Designing a Solution

Researchers develop a biomass supply chain model
By Erin Voegele | November 21, 2011

Developing effective biomass conversion technologies is only one component of building out the advanced biorefining industry. Those in the sector must also figure out ways to effectively and economically store, transport and deliver biomass to the many conversion facilities that will likely dot our national landscape.

A team of researchers at Texas A&M University is working on a modeling system that is designed to add to that process. Wilbert Wilhelm, a professor of Industrial Engineering, and Stephen Searcy, a professor of Biological and Industrial engineering, along with doctoral student An Heung, have formulated a statistical model that deals with multiple time periods and multiple commodities to address supply chain design problems for lignocellulosic biomass.

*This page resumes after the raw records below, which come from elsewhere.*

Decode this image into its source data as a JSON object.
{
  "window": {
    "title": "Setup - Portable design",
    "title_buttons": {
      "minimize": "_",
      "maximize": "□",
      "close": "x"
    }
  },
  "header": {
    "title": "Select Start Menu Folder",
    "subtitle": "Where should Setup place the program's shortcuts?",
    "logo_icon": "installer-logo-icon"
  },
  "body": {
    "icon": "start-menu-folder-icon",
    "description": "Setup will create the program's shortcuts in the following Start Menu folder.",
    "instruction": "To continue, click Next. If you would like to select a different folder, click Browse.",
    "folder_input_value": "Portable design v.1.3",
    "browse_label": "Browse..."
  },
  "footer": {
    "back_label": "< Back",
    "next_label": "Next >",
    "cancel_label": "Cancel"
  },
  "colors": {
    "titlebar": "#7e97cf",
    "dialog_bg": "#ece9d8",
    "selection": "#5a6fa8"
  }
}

The model considers all components of the supply chain, from feedstock suppliers to biofuel customers.

One of the big questions for biorefinery developers is whether you should have a centralized supply chain that serves a single large plant, or several smaller conversions facilities that are closer to sources of feedstocks, says Wilhelm. “There is a problem in moving biomass,” he says. “It doesn’t have a lot of energy content, and you may invest more energy moving it that you will be able to extract.”

The model developed by Wilhelm and his colleagues is flexible, allowing for the evaluation of various feedstocks. “You can define a particular feedstock by identifying certain parameter values,” he says, such as moisture content, energy content, and harvest area. According to Wilhelm, the model also addresses elements in the supply chain such as storage facilities. For example, he says, the model can evaluate the potential differences between small on-farm storage versus a larger, more regional storage solution. The model can also account for different conversion process parameters.

The research team is about to publish its third academic paper regarding the modeling system, and is hoping to continue to expand on this line of research in the future. “We are looking for funding to continue this work, and I have several colleagues who are interested in collaborating on such a project,” Wilhelm says, noting that the next step in the research would likely look to develop a solution methodology that would enable the model to better evaluate supply chain issues over larger geographical areas. 

—Erin Voegele